The Sea Inside is an especially gentle film; gentle in the sense that it is sensitive to the suffering of a man who is lucid and rational. Gentle in the sense the Amenábar uses magic realism to visualise Sampedro’s fantasies of taking a running jump at the window and flying out of it, across the fields and mountains to the sea beyond. The sea inside his mind. It’s his only escape. The film shows a man incapable of action, fantasising about flying, ultimately making good his decision to end his unwanted life. He has to fight his brother and the law, the bureaucrats and those other angry people who are opposed to euthanasia or any of its variants.

The power of this film comes from its gentle determination and Sampedro’s down to earth, uncluttered arguments. He’s no intellectual, and he doesn’t dress his rationale in some sort of spiritual context. To him life is a right, yes, but not an obligation. 

"the power of cinema"

Sampedro’s story reaches us through the power of cinema. As the great Hungarian director István Szabó puts it, “the greatest value of film is the close up – here we can show how emotions are born and changed in front of an audience like in no other artform. That is its power.” 

It is reassuring (if optimistic) to imagine that angry people who see films like The Sea Inside might be calmed by the humanity that is the basis for the argument in favour of the Sampedros, Remys and Mademoiselle Nigots of this world. Everybody is ‘pro life’; these people – whether in dramatised true stories, documentaries or dramatic fiction – show us that in some cases, the artificial, painful and / or meaningless maintenance of a life is a misguided act of cruelty. Sampedro’s wish was to be allowed to make the decision for himself, and being unable to function, he wanted those who would assist him to be acting within the law. 
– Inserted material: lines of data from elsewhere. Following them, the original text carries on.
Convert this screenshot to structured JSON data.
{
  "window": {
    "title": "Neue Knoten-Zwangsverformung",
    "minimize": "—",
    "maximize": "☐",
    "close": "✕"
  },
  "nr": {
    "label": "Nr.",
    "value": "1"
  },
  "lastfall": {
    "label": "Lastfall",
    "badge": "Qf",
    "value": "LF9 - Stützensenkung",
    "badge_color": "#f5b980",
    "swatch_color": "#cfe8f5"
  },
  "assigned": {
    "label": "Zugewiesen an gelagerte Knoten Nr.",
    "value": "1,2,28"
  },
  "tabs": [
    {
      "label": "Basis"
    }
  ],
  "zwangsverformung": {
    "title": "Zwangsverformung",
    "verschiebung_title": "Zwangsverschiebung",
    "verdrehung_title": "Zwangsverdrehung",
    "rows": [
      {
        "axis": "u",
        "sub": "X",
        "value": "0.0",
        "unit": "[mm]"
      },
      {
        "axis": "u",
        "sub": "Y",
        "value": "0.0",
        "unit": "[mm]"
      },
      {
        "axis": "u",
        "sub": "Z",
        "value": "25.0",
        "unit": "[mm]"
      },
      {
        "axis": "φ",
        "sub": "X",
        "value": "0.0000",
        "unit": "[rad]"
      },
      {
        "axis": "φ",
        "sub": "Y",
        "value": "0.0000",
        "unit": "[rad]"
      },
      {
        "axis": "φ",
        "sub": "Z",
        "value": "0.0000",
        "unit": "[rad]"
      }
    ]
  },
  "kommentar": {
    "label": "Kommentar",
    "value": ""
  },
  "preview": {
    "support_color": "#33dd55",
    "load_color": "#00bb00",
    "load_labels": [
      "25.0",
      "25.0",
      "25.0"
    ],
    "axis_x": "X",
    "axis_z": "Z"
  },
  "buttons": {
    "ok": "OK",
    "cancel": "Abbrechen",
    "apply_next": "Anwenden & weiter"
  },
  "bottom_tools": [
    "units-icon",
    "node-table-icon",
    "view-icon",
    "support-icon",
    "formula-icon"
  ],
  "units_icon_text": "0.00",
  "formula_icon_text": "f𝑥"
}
That is a dignified, law abiding and life respecting stance.

Published April 14, 2005

Email this article


© Urban Cinefile 1997 - 2020